▸ **Brief**
Take each line of the data that contains the string "Passant" and copy it.

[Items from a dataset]
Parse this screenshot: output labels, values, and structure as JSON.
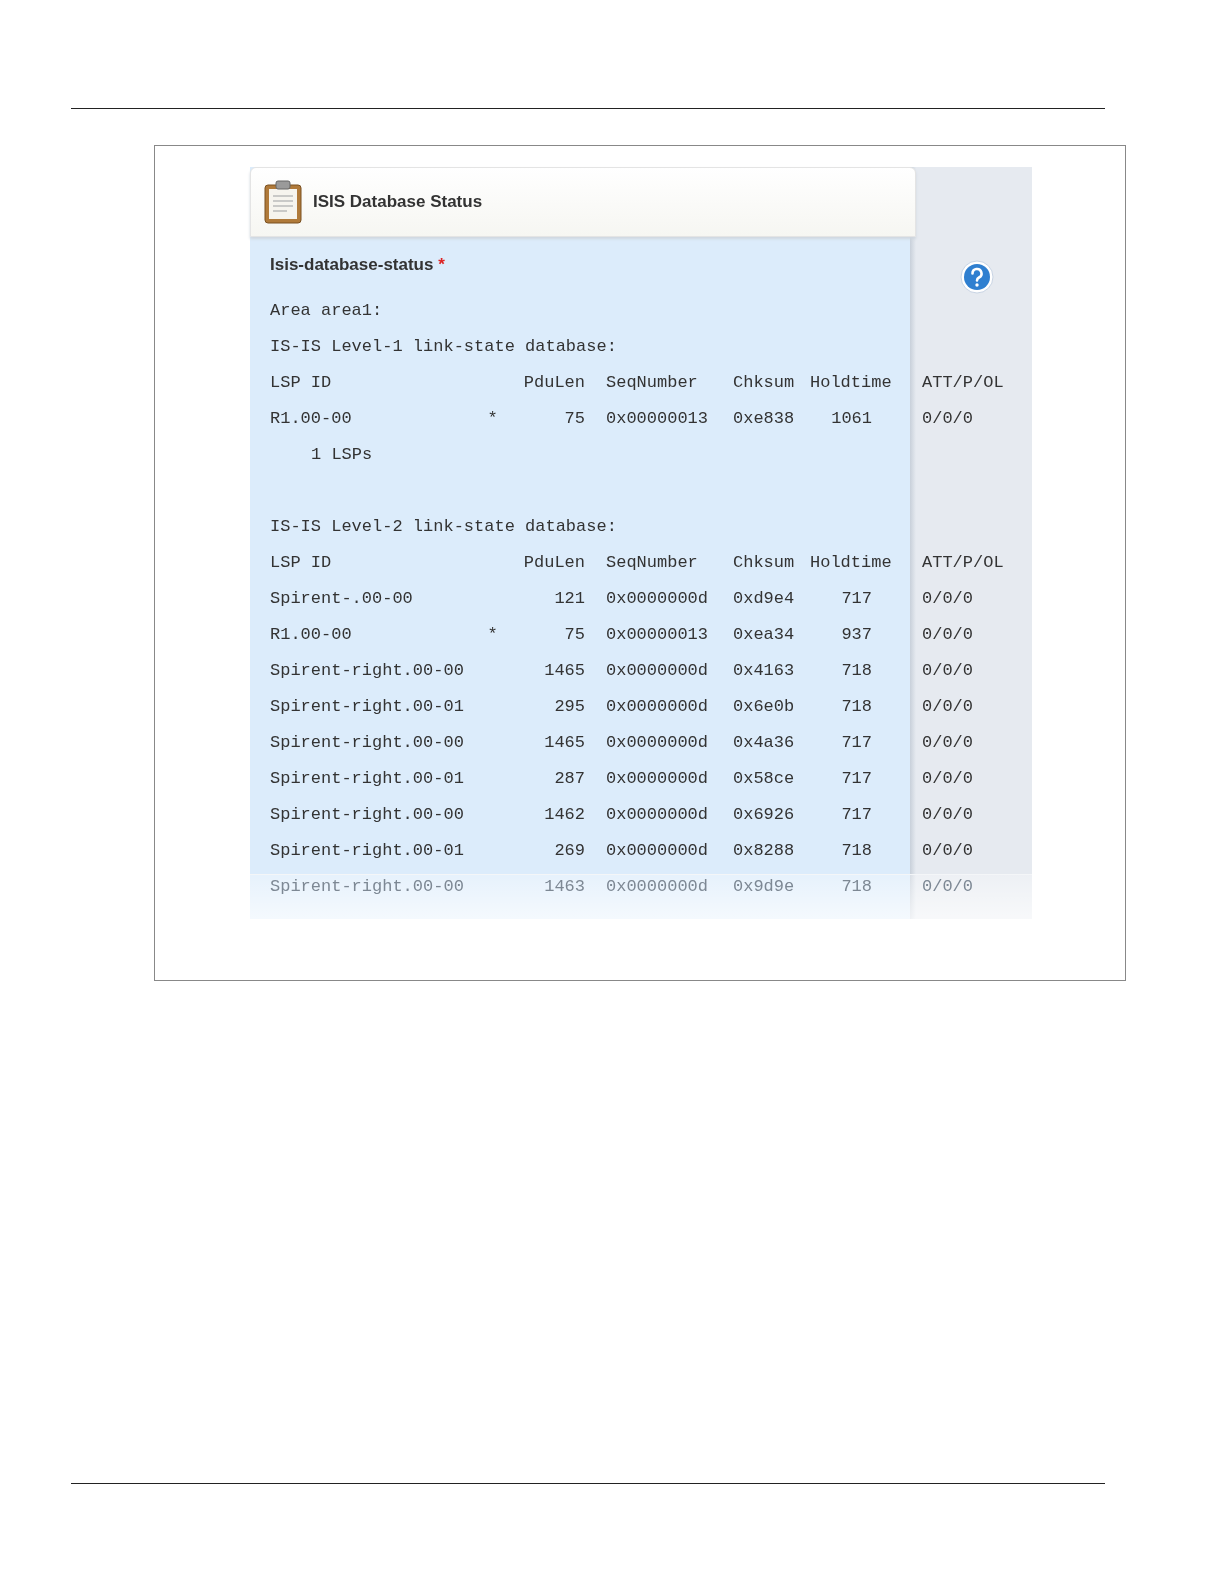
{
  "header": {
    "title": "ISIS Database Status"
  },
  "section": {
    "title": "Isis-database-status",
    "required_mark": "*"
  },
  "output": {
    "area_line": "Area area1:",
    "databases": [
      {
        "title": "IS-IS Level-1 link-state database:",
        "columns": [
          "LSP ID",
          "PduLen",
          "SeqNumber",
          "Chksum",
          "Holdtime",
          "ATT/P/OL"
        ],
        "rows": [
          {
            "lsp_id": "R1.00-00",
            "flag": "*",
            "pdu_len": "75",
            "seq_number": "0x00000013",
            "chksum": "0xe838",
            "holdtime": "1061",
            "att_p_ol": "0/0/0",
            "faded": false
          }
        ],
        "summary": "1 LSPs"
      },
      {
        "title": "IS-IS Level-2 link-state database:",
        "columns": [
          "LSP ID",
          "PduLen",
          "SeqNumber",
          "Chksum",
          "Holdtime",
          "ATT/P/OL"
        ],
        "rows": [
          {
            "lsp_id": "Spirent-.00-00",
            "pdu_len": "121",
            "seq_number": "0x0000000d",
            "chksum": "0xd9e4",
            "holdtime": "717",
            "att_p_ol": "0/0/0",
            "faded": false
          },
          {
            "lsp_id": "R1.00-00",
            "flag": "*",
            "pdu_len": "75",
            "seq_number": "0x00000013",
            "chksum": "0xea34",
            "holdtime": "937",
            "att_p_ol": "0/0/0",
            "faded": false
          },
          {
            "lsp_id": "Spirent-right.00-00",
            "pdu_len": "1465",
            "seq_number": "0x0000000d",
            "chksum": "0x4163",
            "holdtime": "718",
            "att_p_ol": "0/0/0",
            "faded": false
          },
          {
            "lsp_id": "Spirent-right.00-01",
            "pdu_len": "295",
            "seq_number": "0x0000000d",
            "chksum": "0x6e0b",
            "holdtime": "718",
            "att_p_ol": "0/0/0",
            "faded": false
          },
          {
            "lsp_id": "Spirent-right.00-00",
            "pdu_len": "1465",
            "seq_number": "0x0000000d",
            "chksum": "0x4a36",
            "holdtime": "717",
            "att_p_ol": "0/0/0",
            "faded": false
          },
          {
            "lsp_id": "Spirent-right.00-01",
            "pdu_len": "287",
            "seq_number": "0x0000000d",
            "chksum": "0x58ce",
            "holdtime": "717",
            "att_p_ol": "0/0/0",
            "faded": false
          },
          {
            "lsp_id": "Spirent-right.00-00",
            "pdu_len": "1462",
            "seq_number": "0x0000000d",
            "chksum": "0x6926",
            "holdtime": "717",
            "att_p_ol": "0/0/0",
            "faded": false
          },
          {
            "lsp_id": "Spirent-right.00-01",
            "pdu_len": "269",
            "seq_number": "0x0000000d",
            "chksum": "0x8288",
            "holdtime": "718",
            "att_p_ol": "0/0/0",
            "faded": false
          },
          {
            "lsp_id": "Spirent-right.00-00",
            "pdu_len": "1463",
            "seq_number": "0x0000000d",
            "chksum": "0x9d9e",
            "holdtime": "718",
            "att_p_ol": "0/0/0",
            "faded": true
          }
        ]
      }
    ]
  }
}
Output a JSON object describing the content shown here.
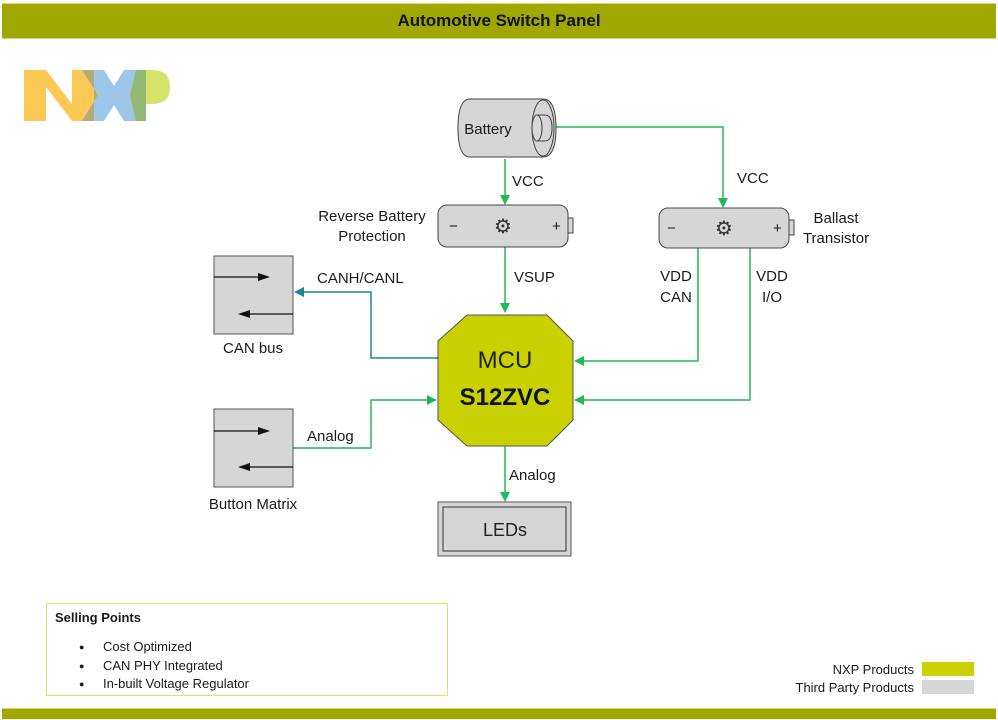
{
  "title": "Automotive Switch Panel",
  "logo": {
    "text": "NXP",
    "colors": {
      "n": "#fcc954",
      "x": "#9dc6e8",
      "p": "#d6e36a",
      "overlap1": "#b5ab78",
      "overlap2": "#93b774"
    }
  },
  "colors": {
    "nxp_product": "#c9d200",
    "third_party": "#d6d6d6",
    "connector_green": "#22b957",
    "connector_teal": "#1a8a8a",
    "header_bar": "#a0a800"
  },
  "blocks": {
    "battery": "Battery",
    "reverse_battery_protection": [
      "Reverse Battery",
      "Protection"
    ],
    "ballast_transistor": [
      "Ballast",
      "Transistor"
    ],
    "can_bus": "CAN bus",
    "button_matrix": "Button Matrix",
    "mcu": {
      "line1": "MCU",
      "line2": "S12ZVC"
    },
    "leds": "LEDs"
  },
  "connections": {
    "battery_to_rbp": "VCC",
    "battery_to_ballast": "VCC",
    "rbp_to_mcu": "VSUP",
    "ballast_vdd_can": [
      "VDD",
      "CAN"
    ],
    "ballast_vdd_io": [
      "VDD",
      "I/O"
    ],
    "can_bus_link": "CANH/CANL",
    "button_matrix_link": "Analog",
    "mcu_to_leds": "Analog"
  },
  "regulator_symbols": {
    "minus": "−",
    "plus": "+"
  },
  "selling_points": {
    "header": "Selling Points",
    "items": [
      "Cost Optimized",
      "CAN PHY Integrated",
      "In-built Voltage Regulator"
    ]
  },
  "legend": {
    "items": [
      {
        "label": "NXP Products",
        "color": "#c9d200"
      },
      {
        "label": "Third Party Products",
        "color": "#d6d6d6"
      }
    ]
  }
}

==

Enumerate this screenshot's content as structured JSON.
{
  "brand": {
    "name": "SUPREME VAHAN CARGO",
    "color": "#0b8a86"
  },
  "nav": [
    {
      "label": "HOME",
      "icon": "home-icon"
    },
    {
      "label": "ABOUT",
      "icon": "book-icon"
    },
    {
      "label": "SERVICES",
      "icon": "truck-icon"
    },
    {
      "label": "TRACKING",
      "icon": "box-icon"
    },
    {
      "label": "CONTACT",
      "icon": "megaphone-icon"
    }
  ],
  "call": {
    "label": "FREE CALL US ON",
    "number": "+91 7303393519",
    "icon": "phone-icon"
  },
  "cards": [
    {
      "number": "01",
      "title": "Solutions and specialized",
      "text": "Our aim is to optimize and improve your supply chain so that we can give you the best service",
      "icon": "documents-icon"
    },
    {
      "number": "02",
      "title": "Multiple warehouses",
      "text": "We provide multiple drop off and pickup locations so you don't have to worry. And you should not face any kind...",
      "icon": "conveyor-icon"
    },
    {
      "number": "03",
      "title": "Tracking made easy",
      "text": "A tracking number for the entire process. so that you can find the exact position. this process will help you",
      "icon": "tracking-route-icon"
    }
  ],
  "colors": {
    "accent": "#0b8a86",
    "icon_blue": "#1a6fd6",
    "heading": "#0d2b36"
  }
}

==

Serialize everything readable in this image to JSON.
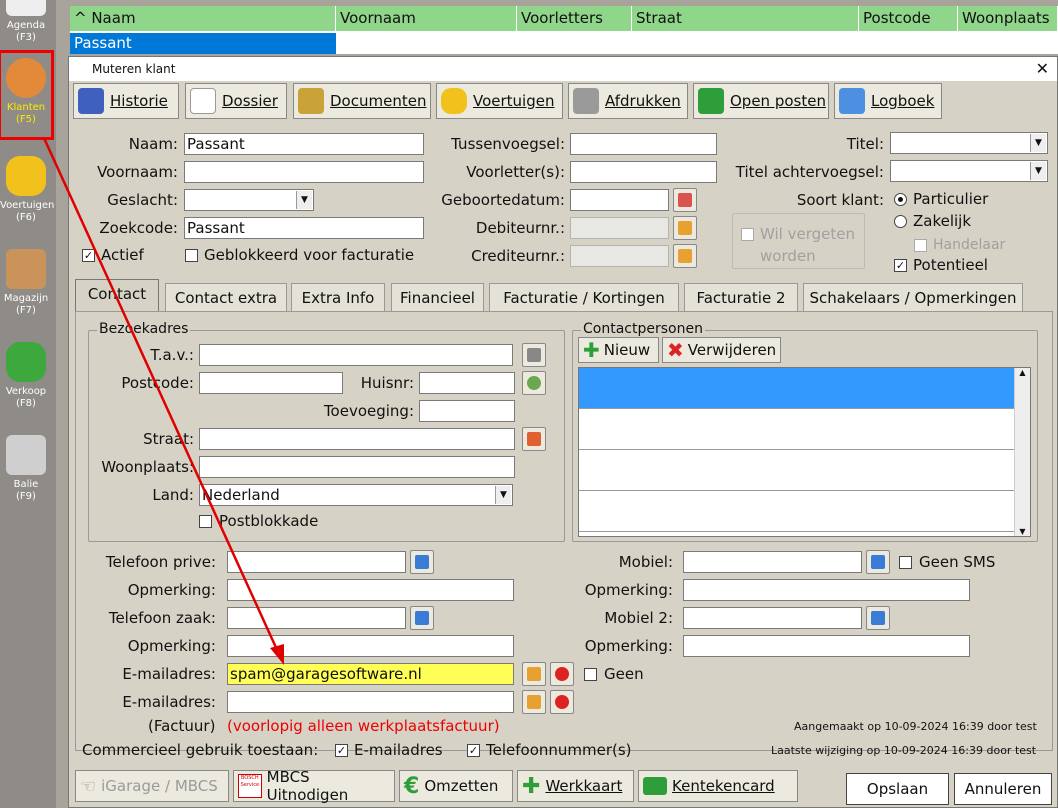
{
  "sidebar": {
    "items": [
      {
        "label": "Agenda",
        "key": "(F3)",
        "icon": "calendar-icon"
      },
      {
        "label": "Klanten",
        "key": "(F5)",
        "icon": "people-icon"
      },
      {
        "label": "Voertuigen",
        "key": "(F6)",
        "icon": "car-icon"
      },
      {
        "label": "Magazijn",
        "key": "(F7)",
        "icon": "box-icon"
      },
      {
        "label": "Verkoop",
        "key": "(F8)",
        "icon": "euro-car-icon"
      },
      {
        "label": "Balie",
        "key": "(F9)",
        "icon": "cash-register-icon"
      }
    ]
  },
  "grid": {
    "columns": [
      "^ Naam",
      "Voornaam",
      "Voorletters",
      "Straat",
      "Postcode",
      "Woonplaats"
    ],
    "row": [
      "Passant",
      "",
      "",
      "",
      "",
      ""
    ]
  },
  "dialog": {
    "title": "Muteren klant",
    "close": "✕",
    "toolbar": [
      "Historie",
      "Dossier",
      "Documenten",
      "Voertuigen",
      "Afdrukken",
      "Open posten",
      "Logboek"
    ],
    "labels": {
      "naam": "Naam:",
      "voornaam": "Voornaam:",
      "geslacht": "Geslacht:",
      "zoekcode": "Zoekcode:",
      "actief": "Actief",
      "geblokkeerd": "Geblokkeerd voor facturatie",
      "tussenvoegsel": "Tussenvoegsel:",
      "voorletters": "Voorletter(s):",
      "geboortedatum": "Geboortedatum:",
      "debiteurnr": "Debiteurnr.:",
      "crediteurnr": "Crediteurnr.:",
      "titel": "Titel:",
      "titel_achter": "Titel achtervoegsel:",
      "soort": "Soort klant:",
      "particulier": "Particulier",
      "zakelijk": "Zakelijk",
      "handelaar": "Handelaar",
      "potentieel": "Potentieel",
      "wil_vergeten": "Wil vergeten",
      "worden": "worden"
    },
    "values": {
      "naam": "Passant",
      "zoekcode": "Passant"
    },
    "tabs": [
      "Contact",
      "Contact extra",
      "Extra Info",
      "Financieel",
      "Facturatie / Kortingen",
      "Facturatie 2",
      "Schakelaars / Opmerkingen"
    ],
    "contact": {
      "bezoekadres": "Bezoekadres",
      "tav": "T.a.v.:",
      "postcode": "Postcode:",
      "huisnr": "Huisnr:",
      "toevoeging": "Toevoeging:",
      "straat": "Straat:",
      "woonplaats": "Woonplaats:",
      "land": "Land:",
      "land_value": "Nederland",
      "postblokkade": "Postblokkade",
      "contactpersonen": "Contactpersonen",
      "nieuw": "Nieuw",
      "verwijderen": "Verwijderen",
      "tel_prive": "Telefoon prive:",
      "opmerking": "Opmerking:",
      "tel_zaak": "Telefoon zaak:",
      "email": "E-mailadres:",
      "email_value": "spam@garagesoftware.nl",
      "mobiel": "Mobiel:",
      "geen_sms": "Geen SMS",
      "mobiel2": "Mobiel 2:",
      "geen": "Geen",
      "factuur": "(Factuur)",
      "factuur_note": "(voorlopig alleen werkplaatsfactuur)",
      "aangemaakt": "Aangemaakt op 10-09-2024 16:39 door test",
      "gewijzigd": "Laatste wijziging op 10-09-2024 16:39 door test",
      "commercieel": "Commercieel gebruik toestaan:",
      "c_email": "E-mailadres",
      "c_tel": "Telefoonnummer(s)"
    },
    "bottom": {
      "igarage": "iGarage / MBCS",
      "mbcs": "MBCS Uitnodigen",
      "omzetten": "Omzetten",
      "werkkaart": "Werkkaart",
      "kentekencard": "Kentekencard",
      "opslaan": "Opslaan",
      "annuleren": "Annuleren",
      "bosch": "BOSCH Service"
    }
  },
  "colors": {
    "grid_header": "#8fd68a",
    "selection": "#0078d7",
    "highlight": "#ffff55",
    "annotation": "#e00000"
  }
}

▸ **Answer to this problem**
      "Passant",
      "naam": "Passant",
      "zoekcode": "Passant"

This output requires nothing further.